For students of all ages and in all types of programs, going to school is only part of daily life. Whether full-time, part-time, or online, students also need a place to live while pursuing an education. But today’s college housing looks a lot different than it used to: gone are the days where students were expected to live in a shared dorm for four years as soon as they graduated from high school. With more nontraditional students enrolling in postsecondary education, more high school seniors opting out of the traditional four-year university path, and more schools foregoing typical dormitory housing, there are more choices than ever for where students may choose to live.
Given all these possible housing choices, what should students and prospective students consider when choosing a place to live? Here are some factors to include in your decision-making.
One of the easiest places to start is by determining whether your school offers on-campus housing options. Even if they don’t have school-run housing for students, some schools work with private organizations or landlords to provide options explicitly designed for students of the school.
If you’re considering an on-campus or school-run dorm, apartment, or house, there can be many benefits, especially in the convenience of being close to classrooms and other campus resources. You could also benefit from being able to pay for your housing (and even utilities) right along with your tuition and other class-related costs. But you’re likely to give up some independence, autonomy, or privacy with these types of options. While the school-managed housing may include private suite options, students are more likely to be assigned a roommate and to share community living spaces, kitchens, or even bathrooms. The freedom of choice for anything from décor decisions to the sharing of utility costs is much more limited.

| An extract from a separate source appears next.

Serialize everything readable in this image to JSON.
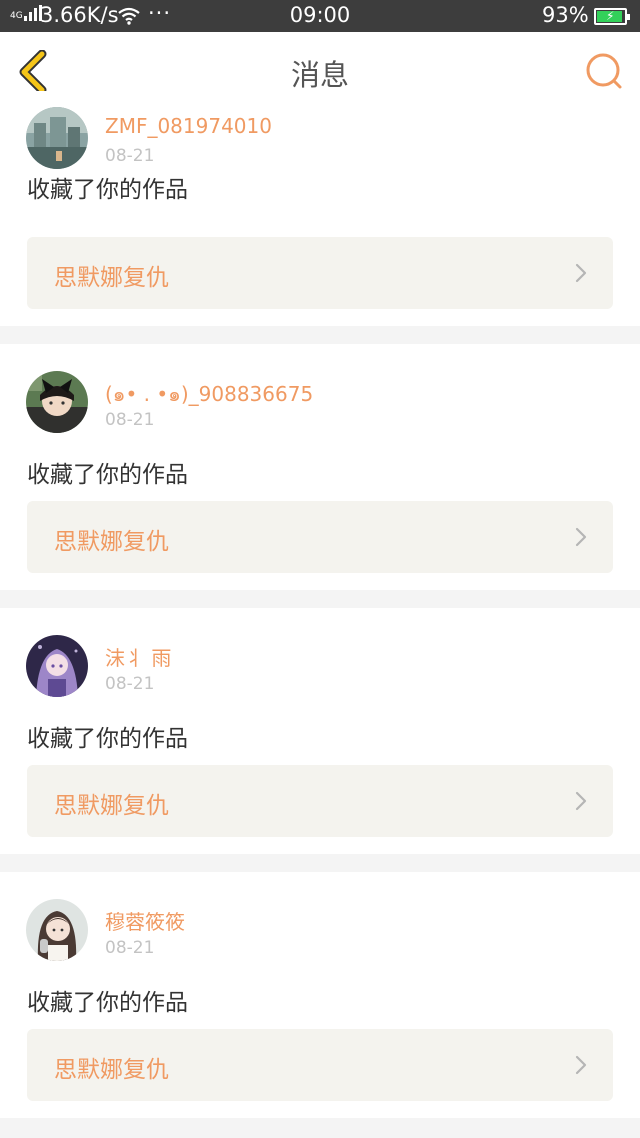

Living off-campus, meanwhile, may mean more flexibility when it comes to choosing whether or not to have a roommate (or roommates), what type of housing you want to live in, how you furnish your space, and more. But it will also likely require some more legwork on your end. You’ll need to be ready to find a space, negotiate a lease, set up your own utilities, manage your own maintenance requests, and more. Securing off-campus housing is also less likely to line up neatly with your beginning-of-term timeline, as previous tenants aren’t necessarily following your school’s academic calendar—unlike on-campus housing.
Once you have an idea of which housing elements are most important to you—and whether or not your school has any sponsored options for you to consider—it’s time to explore the other important factors that could affect your final decision.
You know what they say: location, location, location. But that may not be as simple as it sounds. Many students might think that finding housing close to campus is the most important element in choosing a location to live, but that’s not necessarily true. While your commute to and from campus is certainly a valuable factor, you should also think about your other responsibilities and the rest of your usual schedule. If you’re working, if you have familial obligations, if you have other regular commitments like volunteering or kids who are in school, these are just as important. And don’t forget typical errands: will you have a grocery store nearby? What about a library, a post office, a laundry facility, or other necessities?
Spend a little time thinking about the places you most often travel to, whether traffic—especially during peak commuting hours—may cause issues, and whether you hope to take advantage of public transportation systems in your area. Will choosing the near-campus housing you’ve had your eye on make getting to the rest of your destinations a challenge? Is there a better area of town that would make a better compromise for all your needs?
Like so many life decisions, cost is likely going to be a deciding factor. While living on-campus typically means a packaged rate that includes rent and utilities (and even other amenities like laundry and fitness facilities, meals, or parking), living off-campus will require a budget for each of these line items—and maybe even more. Don’t forget to include the costs of commuting, renter’s insurance, internet access, and furniture!
After you’ve tallied up your estimated costs, it’s time to look at what income, savings, or other funds you’ll have available to pay for your cost of living. Many budget experts follow the 30% rule of thumb. That is, you shouldn’t spend more than one third of your monthly income on housing. And when it comes to having your lease application approved, landlords typically look for the same thing—and often request proof through paystubs or bank statements to ensure you can afford the rent.
If it seems like your preferred housing is going to be beyond your budget, this is a good time to consider a roommate. Some schools, even if they don’t manage their own housing program, offer a way for students to connect with each other to share off-campus housing. This can mean cutting your monthly expenses in half—or even more than that, if you choose to live with multiple roommates. One potential risk here is sharing a lease with someone you may not know very well. Find out upfront what happens if a roommate skips out on their share of the rent, moves out before the lease is up, or if other problems occur; you don’t want to be on the hook for a broken lease or back rent because of someone else’s irresponsibility.
Students should also be prepared to have their credit and their background checked. Many landlords will look for broken leases, late payments, a criminal history, or other potential red flags in your past. If you know that one of these issues applies to you, it’s best to be upfront with your potential landlord about what may have happened before and to offer assurances that you are no longer a risk.
Do you still have questions about navigating the student housing process? The Imagine America Foundation has curated a variety of resources designed specifically for students who plan to live off-campus while they’re in school. Visit our blog at www.imagine-america.org/category/housing-series/ for more information and useful tips for finding a place to live, negotiating a lease, maintaining a budget, living with roommates, and other topics.